Watching dancers Maya Thickenthighya and Irina Kolesterolikova, one can't help but be moved — by their grace and precision, as well as to loud and hearty laughter.
If you're a bit puzzled, take a look at those names again and the gag should become clear: These are not traditional ballerinas. They are part of the marvelously witty 18-member troupe in drag called Les Ballets Trockadero de Monte Carlo. The Trocks perform a tongue-firmly-in-cheek parody of classical ballet that takes that same type of ballet very seriously.
Not surprisingly, the all-male lineup both amused and impressed its audience Sunday night at the Orpheum Theater.
The evening opened with Chopiniana, an abstract piece set to the music of Frederic Chopin that has neither a narrative nor specific characters. It is a “ballet blanc,” often considered the most classical form of ballet, and it is reminiscent of such famous works as Giselle and La Sylphide. Lovely nymphs glide across the stage, delicately enacting mazurkas and waltzes. Marat Legupski (Giovanni Ravelo) is the handsome but dim-witted youth partnered with the oft-exasperated Marina Plezegetovstageskaya (Roberto Forleo). The action in the background as ballerinas bickered, tried to one-up each other and messed up their steps elicited loud and appreciative guffaws.

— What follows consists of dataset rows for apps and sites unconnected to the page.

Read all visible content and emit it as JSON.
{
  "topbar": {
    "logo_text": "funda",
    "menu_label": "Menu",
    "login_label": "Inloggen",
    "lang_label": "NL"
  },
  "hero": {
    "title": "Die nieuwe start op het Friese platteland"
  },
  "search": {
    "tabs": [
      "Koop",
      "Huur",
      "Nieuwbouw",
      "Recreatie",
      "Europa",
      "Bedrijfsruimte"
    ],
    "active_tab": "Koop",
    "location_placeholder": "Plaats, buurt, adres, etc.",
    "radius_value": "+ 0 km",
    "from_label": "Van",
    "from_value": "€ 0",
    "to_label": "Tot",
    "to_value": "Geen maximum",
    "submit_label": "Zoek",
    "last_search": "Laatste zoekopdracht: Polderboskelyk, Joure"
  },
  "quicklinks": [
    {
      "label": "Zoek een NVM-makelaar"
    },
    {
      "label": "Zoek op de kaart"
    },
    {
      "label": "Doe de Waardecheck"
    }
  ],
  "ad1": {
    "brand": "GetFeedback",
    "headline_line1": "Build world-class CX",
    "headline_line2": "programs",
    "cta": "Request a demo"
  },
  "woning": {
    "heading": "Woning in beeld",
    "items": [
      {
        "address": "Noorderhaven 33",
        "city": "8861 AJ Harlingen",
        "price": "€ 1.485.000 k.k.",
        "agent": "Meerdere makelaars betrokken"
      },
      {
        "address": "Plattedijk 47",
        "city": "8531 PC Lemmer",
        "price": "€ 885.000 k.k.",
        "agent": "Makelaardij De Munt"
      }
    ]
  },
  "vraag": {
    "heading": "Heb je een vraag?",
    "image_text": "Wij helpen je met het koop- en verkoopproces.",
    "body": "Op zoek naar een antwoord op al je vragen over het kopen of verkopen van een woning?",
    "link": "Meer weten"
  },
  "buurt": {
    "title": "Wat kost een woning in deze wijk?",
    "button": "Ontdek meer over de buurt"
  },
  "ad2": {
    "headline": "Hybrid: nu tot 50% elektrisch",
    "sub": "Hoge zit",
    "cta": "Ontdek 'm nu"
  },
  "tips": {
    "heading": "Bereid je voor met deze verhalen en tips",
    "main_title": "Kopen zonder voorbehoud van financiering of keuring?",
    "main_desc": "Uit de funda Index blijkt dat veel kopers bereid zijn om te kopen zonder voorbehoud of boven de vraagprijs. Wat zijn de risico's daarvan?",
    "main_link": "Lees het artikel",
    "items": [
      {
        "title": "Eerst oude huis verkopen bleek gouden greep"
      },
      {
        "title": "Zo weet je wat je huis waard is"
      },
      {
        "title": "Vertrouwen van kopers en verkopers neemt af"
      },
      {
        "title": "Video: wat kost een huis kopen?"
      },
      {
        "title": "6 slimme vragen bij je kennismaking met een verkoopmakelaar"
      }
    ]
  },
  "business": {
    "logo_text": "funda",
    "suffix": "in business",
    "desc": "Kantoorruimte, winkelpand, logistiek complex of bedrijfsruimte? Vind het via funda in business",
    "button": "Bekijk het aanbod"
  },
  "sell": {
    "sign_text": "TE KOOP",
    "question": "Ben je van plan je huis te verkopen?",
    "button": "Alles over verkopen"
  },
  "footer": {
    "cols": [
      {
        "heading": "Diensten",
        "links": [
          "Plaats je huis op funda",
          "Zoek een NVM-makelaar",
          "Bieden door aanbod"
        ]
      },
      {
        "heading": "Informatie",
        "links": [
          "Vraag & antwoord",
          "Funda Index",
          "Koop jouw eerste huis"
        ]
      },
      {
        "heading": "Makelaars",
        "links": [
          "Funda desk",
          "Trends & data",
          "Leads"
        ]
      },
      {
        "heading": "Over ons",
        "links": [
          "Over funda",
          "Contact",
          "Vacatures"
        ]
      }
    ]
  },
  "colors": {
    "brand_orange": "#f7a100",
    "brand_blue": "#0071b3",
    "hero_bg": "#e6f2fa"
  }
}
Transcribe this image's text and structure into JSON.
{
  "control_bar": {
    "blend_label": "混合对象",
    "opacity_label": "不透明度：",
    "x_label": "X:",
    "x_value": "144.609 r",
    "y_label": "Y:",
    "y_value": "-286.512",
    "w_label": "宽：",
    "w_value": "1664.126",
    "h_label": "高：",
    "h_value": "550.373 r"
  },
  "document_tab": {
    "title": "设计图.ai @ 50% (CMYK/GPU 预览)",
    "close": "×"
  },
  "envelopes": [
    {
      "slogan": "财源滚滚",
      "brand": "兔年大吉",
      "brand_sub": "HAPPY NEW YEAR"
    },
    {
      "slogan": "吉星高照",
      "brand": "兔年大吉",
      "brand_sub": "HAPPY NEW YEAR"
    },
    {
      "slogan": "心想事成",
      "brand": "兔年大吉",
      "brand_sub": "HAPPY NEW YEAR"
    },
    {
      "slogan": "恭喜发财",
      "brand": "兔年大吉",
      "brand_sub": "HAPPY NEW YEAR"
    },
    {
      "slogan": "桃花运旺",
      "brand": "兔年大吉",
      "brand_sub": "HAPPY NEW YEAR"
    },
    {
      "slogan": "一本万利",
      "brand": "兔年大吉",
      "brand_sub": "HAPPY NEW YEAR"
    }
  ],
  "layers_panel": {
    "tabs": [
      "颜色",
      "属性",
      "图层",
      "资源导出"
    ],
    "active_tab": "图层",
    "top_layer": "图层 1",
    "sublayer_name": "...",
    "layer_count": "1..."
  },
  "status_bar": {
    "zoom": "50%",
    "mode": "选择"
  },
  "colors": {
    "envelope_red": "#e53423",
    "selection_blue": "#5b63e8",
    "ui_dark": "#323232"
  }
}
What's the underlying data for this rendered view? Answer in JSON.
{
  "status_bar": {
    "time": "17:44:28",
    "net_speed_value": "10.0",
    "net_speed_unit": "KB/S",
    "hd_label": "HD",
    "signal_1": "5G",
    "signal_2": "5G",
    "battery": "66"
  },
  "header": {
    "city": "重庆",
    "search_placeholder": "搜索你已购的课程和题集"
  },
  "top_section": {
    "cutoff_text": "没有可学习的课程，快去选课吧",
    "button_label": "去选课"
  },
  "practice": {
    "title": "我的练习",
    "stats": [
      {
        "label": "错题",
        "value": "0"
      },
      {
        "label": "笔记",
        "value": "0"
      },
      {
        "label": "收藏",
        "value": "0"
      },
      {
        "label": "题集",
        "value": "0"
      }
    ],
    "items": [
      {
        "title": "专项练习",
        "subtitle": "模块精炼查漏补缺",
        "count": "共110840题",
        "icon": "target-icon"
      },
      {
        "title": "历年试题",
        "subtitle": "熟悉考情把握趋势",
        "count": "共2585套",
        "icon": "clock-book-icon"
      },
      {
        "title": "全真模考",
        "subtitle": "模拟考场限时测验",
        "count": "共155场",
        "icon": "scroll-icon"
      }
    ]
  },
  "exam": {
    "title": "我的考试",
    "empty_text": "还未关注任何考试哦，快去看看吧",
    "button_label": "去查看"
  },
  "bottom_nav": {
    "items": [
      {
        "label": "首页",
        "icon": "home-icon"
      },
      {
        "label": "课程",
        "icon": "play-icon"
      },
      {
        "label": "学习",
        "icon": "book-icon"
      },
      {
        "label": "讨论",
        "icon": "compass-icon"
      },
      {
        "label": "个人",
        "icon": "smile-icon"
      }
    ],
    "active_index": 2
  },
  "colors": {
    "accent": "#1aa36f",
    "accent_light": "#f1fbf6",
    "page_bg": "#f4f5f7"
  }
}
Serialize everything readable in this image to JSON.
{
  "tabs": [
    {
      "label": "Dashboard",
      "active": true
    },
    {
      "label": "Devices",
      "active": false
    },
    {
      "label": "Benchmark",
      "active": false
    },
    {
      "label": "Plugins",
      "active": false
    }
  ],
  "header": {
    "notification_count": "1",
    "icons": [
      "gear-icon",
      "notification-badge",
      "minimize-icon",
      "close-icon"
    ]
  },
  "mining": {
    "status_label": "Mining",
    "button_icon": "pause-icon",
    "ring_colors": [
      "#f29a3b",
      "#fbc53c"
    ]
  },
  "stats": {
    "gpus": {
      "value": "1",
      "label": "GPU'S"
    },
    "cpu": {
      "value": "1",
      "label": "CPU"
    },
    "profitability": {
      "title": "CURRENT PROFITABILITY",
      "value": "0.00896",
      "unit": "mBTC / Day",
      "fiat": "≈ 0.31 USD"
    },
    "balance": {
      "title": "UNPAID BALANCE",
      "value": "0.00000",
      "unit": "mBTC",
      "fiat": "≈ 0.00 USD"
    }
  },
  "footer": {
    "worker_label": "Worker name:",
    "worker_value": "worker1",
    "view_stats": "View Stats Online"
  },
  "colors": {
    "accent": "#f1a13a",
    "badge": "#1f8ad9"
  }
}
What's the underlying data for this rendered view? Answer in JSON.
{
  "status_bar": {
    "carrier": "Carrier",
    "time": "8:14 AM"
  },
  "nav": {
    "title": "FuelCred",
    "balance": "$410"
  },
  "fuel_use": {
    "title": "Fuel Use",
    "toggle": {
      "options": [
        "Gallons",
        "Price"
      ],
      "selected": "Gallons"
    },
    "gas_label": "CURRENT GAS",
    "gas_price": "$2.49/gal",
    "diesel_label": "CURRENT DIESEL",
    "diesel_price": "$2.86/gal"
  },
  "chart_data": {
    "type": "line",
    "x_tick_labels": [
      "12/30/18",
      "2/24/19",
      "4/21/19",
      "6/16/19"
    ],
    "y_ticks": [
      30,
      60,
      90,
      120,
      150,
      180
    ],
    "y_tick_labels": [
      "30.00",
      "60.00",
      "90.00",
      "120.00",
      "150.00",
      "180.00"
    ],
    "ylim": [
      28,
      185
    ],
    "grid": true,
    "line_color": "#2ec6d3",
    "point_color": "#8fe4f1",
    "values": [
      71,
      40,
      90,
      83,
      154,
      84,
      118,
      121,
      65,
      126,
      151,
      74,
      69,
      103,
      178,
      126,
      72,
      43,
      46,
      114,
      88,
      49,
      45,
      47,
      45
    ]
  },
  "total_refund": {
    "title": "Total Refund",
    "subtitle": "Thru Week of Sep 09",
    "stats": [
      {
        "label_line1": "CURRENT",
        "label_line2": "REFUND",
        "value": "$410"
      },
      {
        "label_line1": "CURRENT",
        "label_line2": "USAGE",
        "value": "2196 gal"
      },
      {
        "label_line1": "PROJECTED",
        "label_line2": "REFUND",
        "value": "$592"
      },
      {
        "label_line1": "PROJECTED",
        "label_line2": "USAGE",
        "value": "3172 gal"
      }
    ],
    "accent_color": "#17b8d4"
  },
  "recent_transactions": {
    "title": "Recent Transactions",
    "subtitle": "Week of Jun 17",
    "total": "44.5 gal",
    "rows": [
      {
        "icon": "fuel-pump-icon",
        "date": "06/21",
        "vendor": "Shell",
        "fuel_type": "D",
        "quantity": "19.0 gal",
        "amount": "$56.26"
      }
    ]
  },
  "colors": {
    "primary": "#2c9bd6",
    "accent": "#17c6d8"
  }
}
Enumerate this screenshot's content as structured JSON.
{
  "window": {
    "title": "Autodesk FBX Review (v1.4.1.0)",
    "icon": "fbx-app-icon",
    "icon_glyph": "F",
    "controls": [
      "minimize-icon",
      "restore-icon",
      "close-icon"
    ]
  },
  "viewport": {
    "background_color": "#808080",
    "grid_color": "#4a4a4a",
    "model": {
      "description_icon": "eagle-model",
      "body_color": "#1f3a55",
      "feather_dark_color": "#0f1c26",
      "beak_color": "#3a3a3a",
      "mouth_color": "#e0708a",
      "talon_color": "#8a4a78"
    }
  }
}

The modern and hilarious Go for Barocco followed, which the program described as the “stylistic heir to Balanchine's Middle-Blue-Verging-on-Black-and White period.” But his legendary status doesn't stop the Trocks from satirizing him with gleeful abandon. While three dancers strutted their stuff, two very serious avant-garde musicians accompanied them with toy xylophones and kazoos. Who knew bubble wrap and gargling could be so funny?
Then, of course, there was the Trocks' famous rendition of the Dying Swan, complete with molting feathers and limp, broken wings. It's an audience favorite for a reason.
The Trocks rounded out the evening with the Walpurgis Night, which, they say, “Russians have long respected as a specimen of the Soviet balletic camp.” It's their version of the Bolshoi's original, and while certainly a hoot (how can satyrs not be worth a few chuckles?), it was even more full of gorgeous classical ballet. As the three nymphs did their beautiful dance with gauzy scarves, it was easy to forget they were men and just revel in the dancing.
Indeed, it's equally important to remember just how difficult it is for men to do what they're doing and with such apparent ease. In particular, on pointe technique requires dancers to balance on the tips of their toes. It's one thing for a size 0, less-than-100-pound ballerina to do so; quite another for a man weighing 150 or more.
Don't forget, too, the ability of a dancer to lift his pas de deux partner, who may weigh as much as he does, skyward. Impressive dancing, indeed.
In the end, the thing that audiences took away from Les Ballets Trockadero is the zany fun, the joyful playfulness and the high hilarity of classically trained dancers in drag. And that's probably just fine with the Thickenthighyas and the Kolesterolikovas who make up the troupe. To put it simply: The Trocks out and out rock.